If you’re looking for motivation, here are eight ways to learn from Tara, a sculpture of whom is on view in the exhibition Gateway to Himalayan Art.

1) Tara is one of the most beloved deities in the Himalayan and Inner Asian Buddhist traditions. In images and statues showing her with a lotus in her left hand, she is Shyama Tara, or Green Tara. Outside of Buddhist cultures, “green” connotes an association with the environment and conservation efforts.

2) Tara is wisdom personified in female form. In addressing the difficult ecological questions facing us today, we can all understand the need for more Tara-like wisdom.

3) In the sculpture below, Tara is in the “pose of royal ease.” Her right leg is extended so she is ready to rise instantly to action if needed. Similarly we need to be prepared to stand up for the health and future of our planet.

Green Tara, Second Floor Tara, Mother of All Activities, Shyama Tara Tibet; 13th century Brass with inlays of silver C2005.16.30 (HAR 65453)
Green Tara (on view on the second floor);
Tibet; 13th century; brass with inlays of silver; C2005.16.30 (HAR 65453)

4) Tara’s appearance as a richly adorned, beautiful queen of ancient India represents the eternal desire for truly wise and compassionate world leaders. Tara for president!

5) Tara’s name can translate as “Savioress” and her title is “The Mother of All Activities.” This powerhouse lady can multitask! People working to solve complex issues can certainly benefit from that aptitude.

6) The other translation for Tara is “Star” and she is associated with the North Star—one of the clearest heavenly bodies used universally for safe navigation. Tara can symbolically guide environmental efforts as leaders explore new solutions to ecological problems.

7) Tara protects people from the Eight Fears, which can be physical world problems or inner psychological difficulties and include: sickness, drowning, fire, false imprisonment, bandits, wild elephants, snakes, and lions.

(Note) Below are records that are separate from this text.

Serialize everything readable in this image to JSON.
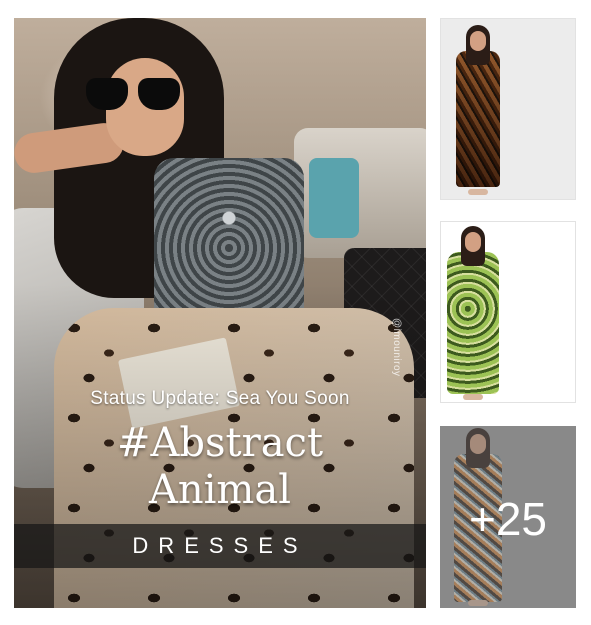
{
  "hero": {
    "status_text": "Status Update: Sea You Soon",
    "title_line1": "#Abstract",
    "title_line2": "Animal",
    "banner_text": "DRESSES",
    "watermark": "@imouniroy"
  },
  "thumbnails": [
    {
      "label": ""
    },
    {
      "label": ""
    },
    {
      "label": "",
      "more_count": "+25"
    }
  ],
  "colors": {
    "page_background": "#ffffff",
    "banner_background": "#161616",
    "overlay_text": "#ffffff"
  }
}
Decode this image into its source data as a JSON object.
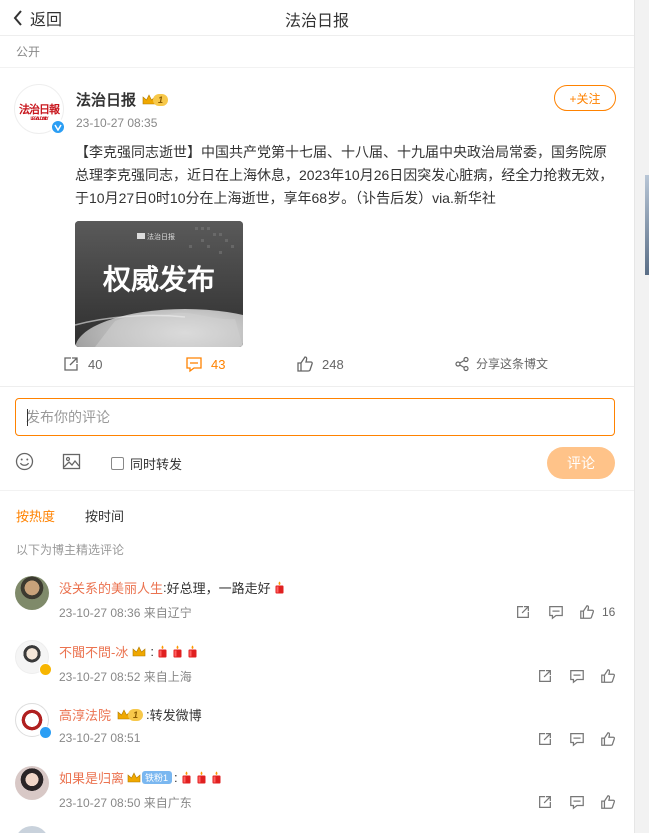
{
  "header": {
    "back_label": "返回",
    "title": "法治日报"
  },
  "visibility": "公开",
  "post": {
    "author": "法治日报",
    "avatar_logo": "法治日报",
    "level": "1",
    "time": "23-10-27 08:35",
    "follow_label": "+关注",
    "text": "【李克强同志逝世】中国共产党第十七届、十八届、十九届中央政治局常委，国务院原总理李克强同志，近日在上海休息，2023年10月26日因突发心脏病，经全力抢救无效，于10月27日0时10分在上海逝世，享年68岁。（讣告后发）via.新华社",
    "image_headline": "权威发布",
    "image_brand": "法治日报",
    "reposts": "40",
    "comments": "43",
    "likes": "248",
    "share_label": "分享这条博文"
  },
  "composer": {
    "placeholder": "发布你的评论",
    "sync_label": "同时转发",
    "submit_label": "评论"
  },
  "sort": {
    "tabs": [
      "按热度",
      "按时间"
    ],
    "active": 0
  },
  "curated_label": "以下为博主精选评论",
  "comments": [
    {
      "name": "没关系的美丽人生",
      "sep": ":",
      "text": "好总理，一路走好",
      "emojis": [
        "candle"
      ],
      "time": "23-10-27 08:36",
      "location": "来自辽宁",
      "likes": "16"
    },
    {
      "name": "不聞不問-冰",
      "sep": ":",
      "text": "",
      "emojis": [
        "candle",
        "candle",
        "candle"
      ],
      "time": "23-10-27 08:52",
      "location": "来自上海",
      "likes": ""
    },
    {
      "name": "高淳法院",
      "sep": ":",
      "text": "转发微博",
      "level": "1",
      "time": "23-10-27 08:51",
      "location": "",
      "likes": ""
    },
    {
      "name": "如果是归离",
      "sep": ":",
      "text": "",
      "fan_badge": "铁粉1",
      "emojis": [
        "candle",
        "candle",
        "candle"
      ],
      "time": "23-10-27 08:50",
      "location": "来自广东",
      "likes": ""
    }
  ],
  "colors": {
    "accent": "#ff8200",
    "name": "#eb7350",
    "verified_blue": "#2b9ef4",
    "verified_gold": "#f7b500"
  },
  "icons": [
    "chevron-left-icon",
    "repost-icon",
    "comment-icon",
    "like-icon",
    "share-icon",
    "emoji-icon",
    "image-icon"
  ]
}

8) Green Tara represents the potential for life, and with life, the capacity for people to change and even transcend.

If the environment is important to you, you’ll enjoy Karma: Cause, Effect, and the Illusion of Fate, the Rubin’s fall conversation series that examines the repercussions of our actions, with a focus on mankind’s effect on the climate.

View upcoming talks, events, and film screenings in the Karma series.